Anne VanderMey of Fortune writes, “Loomis, who started at the magazine 60 years ago, was one of the first prominent female financial journalists. She began as a research associate at age 24 and climbed through the ranks, churning out influential stories. One piece compelled the government to begin releasing corporate-style annual financial statements. Another, in 1966, introduced the world to a new financial concept of a ‘hedged’ fund.
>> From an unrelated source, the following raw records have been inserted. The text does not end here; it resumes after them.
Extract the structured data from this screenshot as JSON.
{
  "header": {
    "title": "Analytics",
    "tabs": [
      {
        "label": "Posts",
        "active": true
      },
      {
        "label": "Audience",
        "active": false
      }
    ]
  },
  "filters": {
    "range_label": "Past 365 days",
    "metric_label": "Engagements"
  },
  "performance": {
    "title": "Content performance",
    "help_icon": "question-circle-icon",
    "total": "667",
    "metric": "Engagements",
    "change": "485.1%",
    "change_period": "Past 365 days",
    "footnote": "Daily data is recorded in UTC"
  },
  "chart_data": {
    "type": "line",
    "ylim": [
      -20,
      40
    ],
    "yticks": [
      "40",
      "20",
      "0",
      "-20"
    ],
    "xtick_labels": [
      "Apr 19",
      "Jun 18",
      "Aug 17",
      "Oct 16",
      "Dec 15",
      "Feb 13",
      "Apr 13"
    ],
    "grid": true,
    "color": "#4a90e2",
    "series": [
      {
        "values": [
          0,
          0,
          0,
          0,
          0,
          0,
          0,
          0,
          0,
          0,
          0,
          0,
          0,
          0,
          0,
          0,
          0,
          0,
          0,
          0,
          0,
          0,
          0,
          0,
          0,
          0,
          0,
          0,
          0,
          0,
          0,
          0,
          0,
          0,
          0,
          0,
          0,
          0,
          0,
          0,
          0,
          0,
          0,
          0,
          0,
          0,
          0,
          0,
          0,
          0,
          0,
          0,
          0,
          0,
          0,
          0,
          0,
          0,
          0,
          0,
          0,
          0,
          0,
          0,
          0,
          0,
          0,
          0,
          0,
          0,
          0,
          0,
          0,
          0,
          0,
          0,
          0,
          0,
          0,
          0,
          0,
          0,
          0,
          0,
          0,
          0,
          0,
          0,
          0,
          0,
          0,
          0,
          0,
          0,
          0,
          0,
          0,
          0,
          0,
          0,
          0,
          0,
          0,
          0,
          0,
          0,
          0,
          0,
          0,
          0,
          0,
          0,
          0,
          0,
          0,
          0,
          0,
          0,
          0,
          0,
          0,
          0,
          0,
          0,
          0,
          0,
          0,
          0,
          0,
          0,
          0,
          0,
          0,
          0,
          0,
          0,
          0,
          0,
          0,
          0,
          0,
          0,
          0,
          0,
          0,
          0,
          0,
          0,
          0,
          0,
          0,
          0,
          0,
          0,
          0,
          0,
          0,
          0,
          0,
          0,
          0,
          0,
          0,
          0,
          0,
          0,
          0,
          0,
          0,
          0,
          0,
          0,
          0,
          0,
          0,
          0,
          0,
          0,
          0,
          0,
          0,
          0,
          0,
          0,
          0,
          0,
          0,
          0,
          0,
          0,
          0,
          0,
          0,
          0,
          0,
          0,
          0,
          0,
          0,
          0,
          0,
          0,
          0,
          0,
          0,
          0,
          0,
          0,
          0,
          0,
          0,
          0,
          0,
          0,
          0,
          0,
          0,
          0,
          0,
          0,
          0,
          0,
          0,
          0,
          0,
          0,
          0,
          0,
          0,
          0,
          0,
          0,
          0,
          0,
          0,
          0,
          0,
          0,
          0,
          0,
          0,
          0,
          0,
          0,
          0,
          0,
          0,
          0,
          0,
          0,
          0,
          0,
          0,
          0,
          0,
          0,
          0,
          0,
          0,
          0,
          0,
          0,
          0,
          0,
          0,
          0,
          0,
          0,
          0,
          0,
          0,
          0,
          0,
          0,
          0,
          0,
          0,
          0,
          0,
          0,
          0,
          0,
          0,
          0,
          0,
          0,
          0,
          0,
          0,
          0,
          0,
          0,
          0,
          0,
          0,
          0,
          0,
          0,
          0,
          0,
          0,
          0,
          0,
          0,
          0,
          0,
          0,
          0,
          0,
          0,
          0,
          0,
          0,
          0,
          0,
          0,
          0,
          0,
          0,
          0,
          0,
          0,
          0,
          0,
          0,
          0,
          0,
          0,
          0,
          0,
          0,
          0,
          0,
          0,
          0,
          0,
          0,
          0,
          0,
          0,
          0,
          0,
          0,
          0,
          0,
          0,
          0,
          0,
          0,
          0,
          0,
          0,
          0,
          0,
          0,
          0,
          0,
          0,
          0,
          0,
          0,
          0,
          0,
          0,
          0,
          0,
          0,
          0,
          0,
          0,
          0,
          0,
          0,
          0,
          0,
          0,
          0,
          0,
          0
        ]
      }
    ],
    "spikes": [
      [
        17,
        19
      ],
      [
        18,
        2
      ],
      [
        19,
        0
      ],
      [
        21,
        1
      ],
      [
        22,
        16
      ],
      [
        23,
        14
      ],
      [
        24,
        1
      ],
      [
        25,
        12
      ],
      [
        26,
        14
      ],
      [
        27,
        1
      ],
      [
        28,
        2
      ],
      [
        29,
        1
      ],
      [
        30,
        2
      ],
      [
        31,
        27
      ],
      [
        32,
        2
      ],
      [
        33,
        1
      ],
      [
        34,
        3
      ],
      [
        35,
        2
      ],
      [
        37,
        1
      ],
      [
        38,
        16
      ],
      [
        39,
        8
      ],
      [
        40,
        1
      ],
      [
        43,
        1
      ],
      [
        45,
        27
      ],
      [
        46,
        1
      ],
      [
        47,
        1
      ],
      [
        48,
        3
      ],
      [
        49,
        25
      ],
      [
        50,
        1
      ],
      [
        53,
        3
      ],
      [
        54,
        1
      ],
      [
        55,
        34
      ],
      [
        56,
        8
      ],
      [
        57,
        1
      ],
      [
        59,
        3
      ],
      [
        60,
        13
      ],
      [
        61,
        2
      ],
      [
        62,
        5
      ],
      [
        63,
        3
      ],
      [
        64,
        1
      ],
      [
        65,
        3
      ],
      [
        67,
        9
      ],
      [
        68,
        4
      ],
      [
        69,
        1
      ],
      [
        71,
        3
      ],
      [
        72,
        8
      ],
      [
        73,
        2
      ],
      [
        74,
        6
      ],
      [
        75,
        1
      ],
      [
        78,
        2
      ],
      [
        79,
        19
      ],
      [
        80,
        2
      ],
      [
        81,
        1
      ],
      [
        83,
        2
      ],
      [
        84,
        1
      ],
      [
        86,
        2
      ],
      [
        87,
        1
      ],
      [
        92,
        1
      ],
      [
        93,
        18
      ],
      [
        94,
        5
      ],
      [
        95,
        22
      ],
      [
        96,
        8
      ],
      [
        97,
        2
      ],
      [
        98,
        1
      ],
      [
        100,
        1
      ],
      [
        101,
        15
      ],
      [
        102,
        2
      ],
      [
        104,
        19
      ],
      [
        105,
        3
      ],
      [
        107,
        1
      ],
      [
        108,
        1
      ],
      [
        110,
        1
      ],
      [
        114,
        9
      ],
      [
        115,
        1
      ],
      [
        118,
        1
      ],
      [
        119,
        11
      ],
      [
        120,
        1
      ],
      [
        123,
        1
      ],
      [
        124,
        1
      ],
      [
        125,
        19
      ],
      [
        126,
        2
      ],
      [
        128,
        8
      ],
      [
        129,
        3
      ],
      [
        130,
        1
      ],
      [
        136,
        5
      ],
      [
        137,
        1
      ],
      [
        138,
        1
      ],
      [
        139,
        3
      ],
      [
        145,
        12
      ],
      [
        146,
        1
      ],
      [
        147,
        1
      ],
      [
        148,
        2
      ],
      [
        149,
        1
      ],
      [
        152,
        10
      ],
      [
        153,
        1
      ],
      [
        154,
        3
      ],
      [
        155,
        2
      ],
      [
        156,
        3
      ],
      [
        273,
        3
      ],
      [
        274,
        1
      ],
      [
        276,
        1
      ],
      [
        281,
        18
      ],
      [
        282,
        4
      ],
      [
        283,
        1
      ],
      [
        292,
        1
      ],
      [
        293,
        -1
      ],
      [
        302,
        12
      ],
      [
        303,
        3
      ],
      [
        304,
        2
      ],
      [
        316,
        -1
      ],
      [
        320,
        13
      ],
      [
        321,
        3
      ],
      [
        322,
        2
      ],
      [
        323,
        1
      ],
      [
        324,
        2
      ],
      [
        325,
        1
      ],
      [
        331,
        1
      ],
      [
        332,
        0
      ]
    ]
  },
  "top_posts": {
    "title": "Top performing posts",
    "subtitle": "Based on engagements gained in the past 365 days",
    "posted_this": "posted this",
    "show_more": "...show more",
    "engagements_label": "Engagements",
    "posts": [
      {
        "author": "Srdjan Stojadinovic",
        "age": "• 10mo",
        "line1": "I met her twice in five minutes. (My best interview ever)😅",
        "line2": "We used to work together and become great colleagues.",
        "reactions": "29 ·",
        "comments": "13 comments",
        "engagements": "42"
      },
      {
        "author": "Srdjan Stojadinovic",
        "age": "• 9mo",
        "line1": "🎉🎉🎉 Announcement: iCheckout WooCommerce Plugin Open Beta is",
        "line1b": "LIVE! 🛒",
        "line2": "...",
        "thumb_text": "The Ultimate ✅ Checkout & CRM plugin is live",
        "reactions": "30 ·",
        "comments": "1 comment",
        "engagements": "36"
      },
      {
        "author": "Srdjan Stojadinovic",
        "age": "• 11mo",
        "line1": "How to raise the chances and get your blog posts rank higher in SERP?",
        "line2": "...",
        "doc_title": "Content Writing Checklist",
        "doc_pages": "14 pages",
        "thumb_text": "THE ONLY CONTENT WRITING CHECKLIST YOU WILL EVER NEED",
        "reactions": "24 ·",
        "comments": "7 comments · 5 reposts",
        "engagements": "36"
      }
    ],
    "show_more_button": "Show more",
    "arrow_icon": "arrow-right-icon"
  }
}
In that story, Loomis first mentioned a relatively obscure company called the Buffett Partnership, touching off a long friendship with Omahan investor and sometime world’s richest man, Warren Buffett (see her book, Tap Dancing To Work).

“Her secret sauce: ‘I will confess that almost all my inspiration has come from one emotion, fear,’ she joked in her acceptance speech. ‘And terrible dread of the moment when I will finally be exposed as a fraud.’ Her salve has been a mammoth commitment to thorough reporting. ‘I have never met a document I don’t like,’ she wrote in a retrospective at the 51st anniversary of her Fortune start date. Fortune’s editors posited another theory: ‘Her colleagues know where these business-changing, Congress-stirring stories really come from: her conscience. Carol is the soul of this magazine.’

“Among her other honors are two Gerald M. Loeb Awards, the Gerald M. Loeb Lifetime Achievement Award, and the first-ever Henry R. Luce Award for Lifetime Achievement.

Loomis, who is 84 years old and still breaking news, has few words to say on retirement: ‘I probably have to do that one of these days.’”

Read more here.